The fact is, despite its challenges, this crisis has given us a great opportunity to rethink the way that offices work, universities teach, and venues engage with audiences. Throughout 2020, we helped many companies create their spaces of the future. Now we’re reflecting on what we learnt and how to refine it further.

Working from home
Remote working has meant countless companies have been able to remain productive during the heights of the pandemic. Great! Let’s scrap offices entirely, some might say. And stateside, Global Workplace Analytics estimates 25-30% of the workforce will be working remotely multiple days when the pandemic eventually subsides. Pre-Covid, it was 4%.

But, working from home indefinitely has drawbacks. Most of our idea generation and problem solving doesn’t come from the scheduled 1030 video call. It comes from informal conversations and posing questions around the office.

Even before the pandemic, collaboration tools like Teams, Asana, Basecamp, HipChat, Wrike, and Slack were gaining fast in popularity. There’s a real need to bind teams together, corral documents and data, and provide a shared environment for people to collaborate.

So, let’s make offices and meeting rooms work better for us. And immersive technology can be key, as it’s an ideal way of connecting employees across offices and those working from home.

And VR tools aren’t only used for meetings. They can integrate with collaboration solutions to let colleagues interact while working together on a project. Immersive workspaces can create hybrid physical-digital spaces for remote collaboration and ‘Zoom Rooms’.

Remote learning
Remote learning has proven essential to universities, schools and companies providing training. But lecturers have to present to a computer and can’t easily see their students. So much of communication requires body language. For students, it can be a struggle to remain engaged.

Again, immersive technology can play its part. Video conferencing software can display a montage of life-sized faces in front of a lecturer. The walls behind them can display presentation slides or teaching aids.

These have already been tried-and-tested by the world’s most prestigious universities. Harvard Business School makes use of HBX Live, a live web-based classroom based in a television studio. The University of Oxford’s Saïd Business School features the Oxford HIVE, a similar custom-built facility. The opportunity for the AV industry is to take affordable equivalents to many more universities.

Virtual events
We won’t return to crowded venues packed with attendees from across the globe soon. Virtual events are here to stay. However, it’s too easy to feel you’re watching videos on your computer, rather than feeling like you’re part of an event.

You have to engage with participants. Give them a space to interact with the hosts and other attendees, and it’ll feel like their space. Some interesting formats using VR and immersive technologies have emerged. And there will continue to be a role for them in the future – especially to extend the audience size of in-person events.

Open immersive spaces offer a solution. The presenter and onsite visitors can see remote participants in life-sized feeds and share any content from any source.

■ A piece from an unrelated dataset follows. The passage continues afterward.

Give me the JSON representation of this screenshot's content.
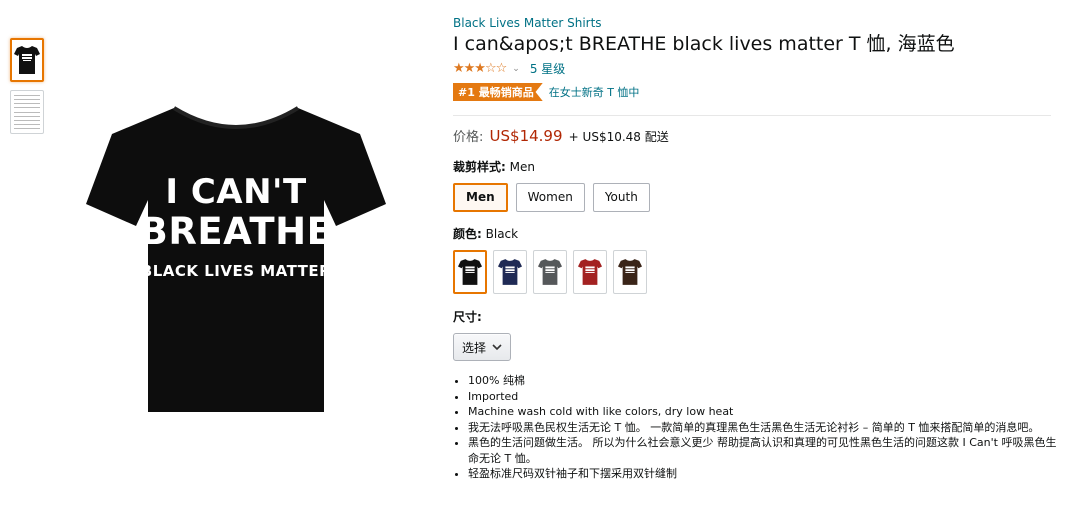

Remote participants get a real sense of presence. They can see and interact with the host, onsite attendees and other remote participants. They can have a ringside view of the data and documents that are shared and can refer back to a recording of the whole session.

Igloo Vision is the shared immersive space company. Igloo designs, develops and delivers immersive technology and software that takes any digital content and puts it into a shared immersive space, a bit like stepping inside a giant VR headset.

In its ten-year history, Igloo has worked on several hundred assignments for many of the world’s biggest brands. Headquartered in rural Shropshire, it also has offices in London, New York, Los Angeles, Melbourne, and Toronto.